Behaviour Driven Tests

One of the other complaints about existing testing frameworks is that it’s difficult to match a series of tests together with desired system behaviour. Several articles have been published on the topic of BDD and now it seems there are some pretty interesting testing frameworks coming out of the wood work such as NBehave and SpecFlow.

These framework take the approach that you initially write your user stories (and acceptance criteria), then write clear tests that specifically meet these criteria. This may not sound much different to previous approaches, but the key difference is that these frameworks totally cater for this scenario and almost force you down this path.
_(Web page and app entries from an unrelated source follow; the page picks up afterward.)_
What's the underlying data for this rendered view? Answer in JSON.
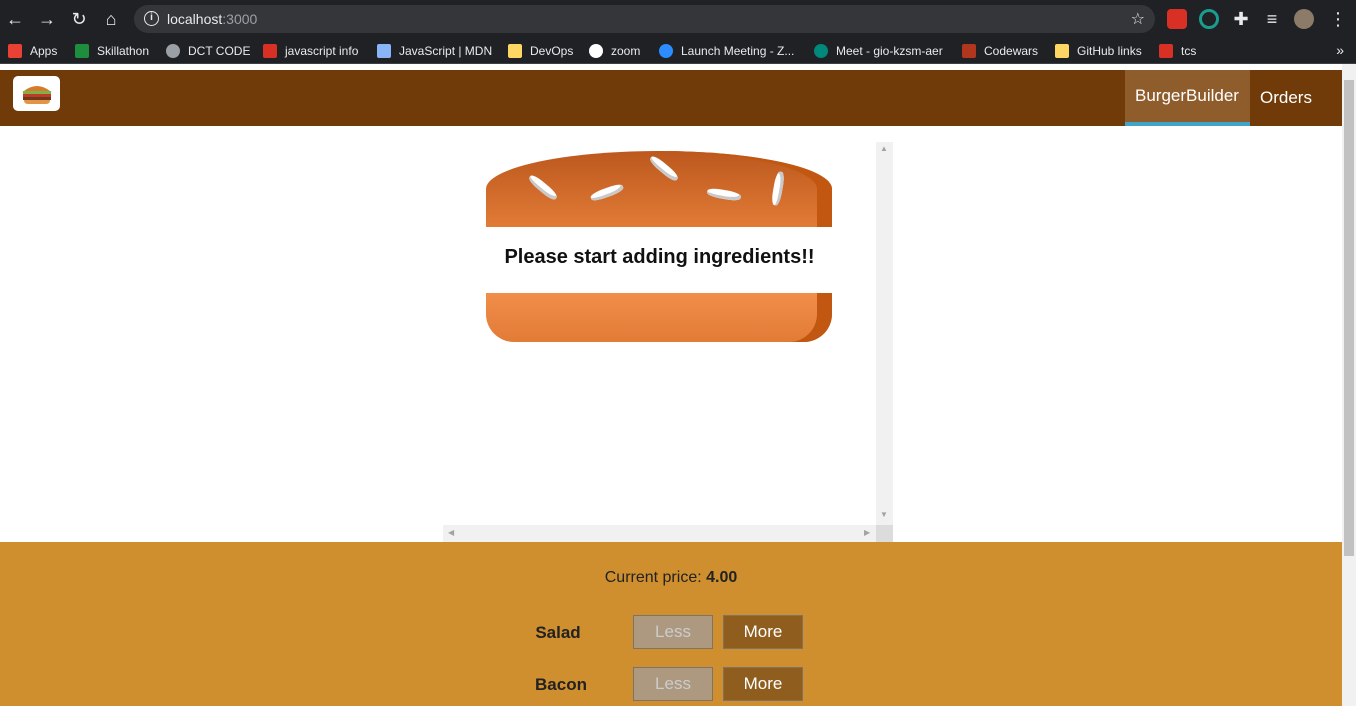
{
  "browser": {
    "url_host": "localhost",
    "url_port": ":3000",
    "bookmarks": [
      {
        "label": "Apps",
        "color": "#e94235"
      },
      {
        "label": "Skillathon",
        "color": "#1e8e3e"
      },
      {
        "label": "DCT CODE",
        "color": "#9aa0a6"
      },
      {
        "label": "javascript info",
        "color": "#d93025"
      },
      {
        "label": "JavaScript | MDN",
        "color": "#8ab4f8"
      },
      {
        "label": "DevOps",
        "color": "#fdd663"
      },
      {
        "label": "zoom",
        "color": "#ffffff"
      },
      {
        "label": "Launch Meeting - Z...",
        "color": "#2d8cff"
      },
      {
        "label": "Meet - gio-kzsm-aer",
        "color": "#00897b"
      },
      {
        "label": "Codewars",
        "color": "#b1361e"
      },
      {
        "label": "GitHub links",
        "color": "#fdd663"
      },
      {
        "label": "tcs",
        "color": "#d93025"
      }
    ]
  },
  "toolbar": {
    "nav": [
      {
        "label": "BurgerBuilder",
        "active": true
      },
      {
        "label": "Orders",
        "active": false
      }
    ]
  },
  "burger": {
    "message": "Please start adding ingredients!!"
  },
  "controls": {
    "price_label": "Current price:",
    "price_value": "4.00",
    "less_label": "Less",
    "more_label": "More",
    "ingredients": [
      {
        "label": "Salad"
      },
      {
        "label": "Bacon"
      }
    ]
  }
}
For example, SpecFlow dictates that we write our stories in a Business Readable, Domain Specific Language that both our clients and the framework understands.


What this essentially means is that we can write tests at a feature level that our clients can verify for correctness. How about that for the shiny “ooooh” factor?

While reading one of Daniel Hoelbling‘s great posts I noticed a strong warning he makes saying: The GAC is your enemy!

I fully understand his point, that its a PITA at the least to have to hunt down dependencies that others have installed in their GAC. But I also can’t help thinking that installing something to the GAC is very much like adding a Gem in Ruby.

So why is this lavish disregard for what other team members may (or may not) have installed on their machines acceptable in Ruby world?

In Ruby if I have a missing Gem reference then all I need to is pop open a command line and type “Gem install xxxx” and hey presto I have the dependency installed. Couple this with the fact that Rails brings some Rake tasks to the table to allow all a projects missing Gems to be installed at once by executing “rake gems:install”.

Now don’g get me wrong, I’m fully aware that there are many other reasons not to install to the GAC, but I don’t see why Ruby manages to side step a lot of these issues. This is generally a question to anyone reading this post, what does the Gem framework do to counter versioning issues and updates to shared libraries?

HornGet: Apt-Get for .NET

A quick search on the web leads me to HornGet a great project that allows “apt-get” type scenario for .NET applications via a command like “horn -install:rhino“. Horn will not do any GAC installation, instead it will build the latest versions of your libs and add them to a specified location (defaults to user profile directory).

This is a great project as far as I am concerned, as just trying to hunt down the latest versions of common 3rd party libraries can be painful. I think that .Less is defiantly going to be added to horn.